Management of Pregnancies with Rh-Sensitized Mothers

Management of the first pregnancy associated with isoimmunization is generally uncomplicated and will follow the guidelines for usual pregnancy management. Infants may require additional monitoring postpartum but can be expected to follow the usual newborn course. All Rh-sensitized mothers, however, should be informed of the development, the nature of the problem, and its potential effects in subsequent pregnancies. Critical discussions of contraception, preconception counseling, and future pregnancy planning should begin in the immediate postpartum period.

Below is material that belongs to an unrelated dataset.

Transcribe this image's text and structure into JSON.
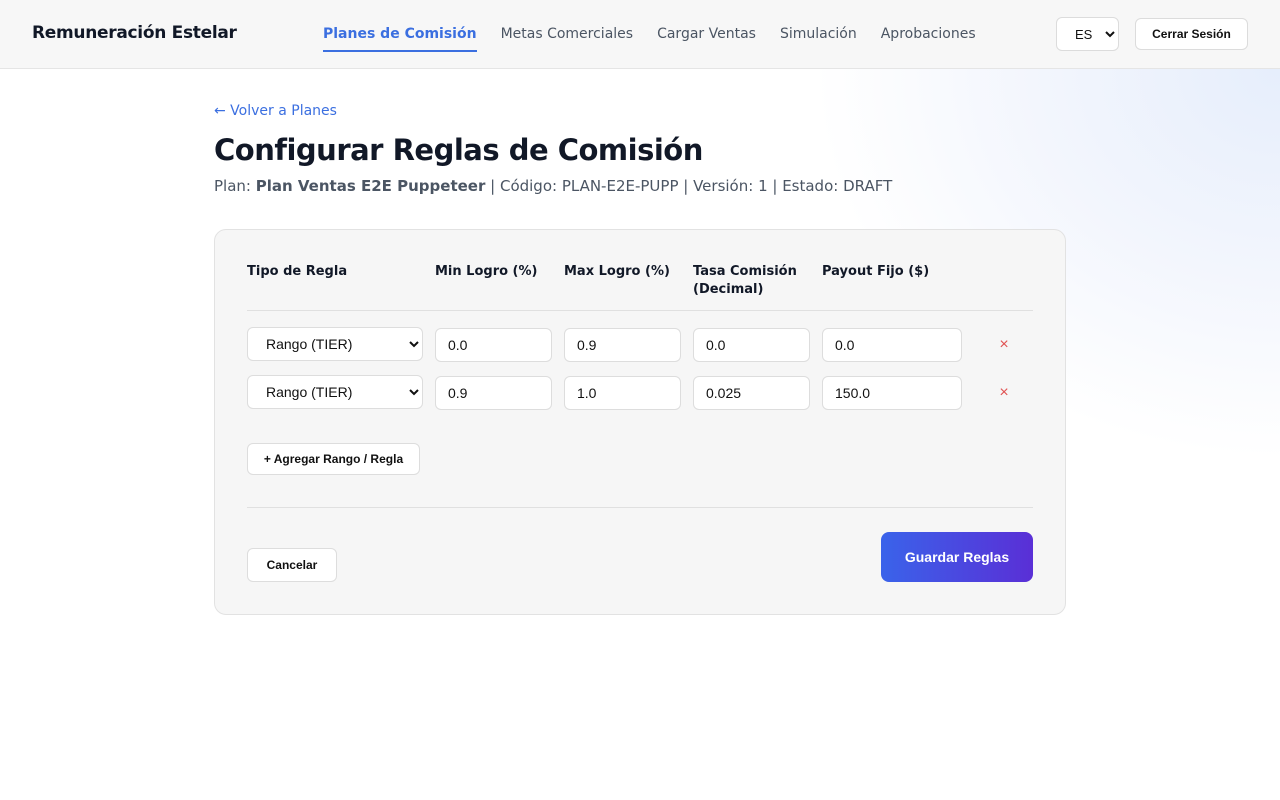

Patients known to be previously Rh sensitized require careful management and involvement of a skilled maternal–fetal medicine provider. Although a full discussion of the management of such patients is beyond the scope of this text, the general course of management is reviewed here.

For previously sensitized patients, antibody titers should be drawn at intake, at 20 weeks’ gestation, and every 4 weeks thereafter. If antibody titers remain below 1:8, careful antenatal monitoring and continued routine prenatal care are recommended. When titers rise above a critical threshold (1:8–1:32), management will proceed as described below:

Amniotic Fluid Assessment

Beginning in the second trimester, bilirubin levels in the amniotic fluid decrease. In patients with significant isoimmunization, levels of bilirubin will rise as the pregnancy progresses. Serial measurement of bilirubin in the amniotic fluid can be used to determine the presence and severity of rising bilirubin levels. Fetal involvement is graded as mild, moderate, or severe based on the results of these studies. Mild involvement will require amniocentesis every 2–3 weeks with delivery at term in the absence of a worsening of the fetal condition. Moderate involvement requires amniocentesis every 1–2 weeks with delivery when fetal lung maturity can be demonstrated (see Chap. 7). Severe disease requires weekly amniocentesis and may also require intrauterine transfusion. In all cases assessment of fetal well-being is necessary (see Chap. 17).

Ultrasonography

With advances in fetal ultrasonography, assessment of blood flow in the middle cerebral artery now allows for noninvasive assessment of fetal status. The decrease in blood viscosity (due to red blood cell lysis) results in higher velocity blood flow. Normalized values correlated with fetal hematocrit allow for identification affected fetuses with moderate or severe anemia.

Percutaneous Umbilical Blood Sampling

Under circumstances requiring direct measurement of fetal hematocrit, sampling of the umbilical vein allows for such measurement. Normal fetal hematocrit is approximately 40 % (36–44 %) but may be <30 % in severe anemia.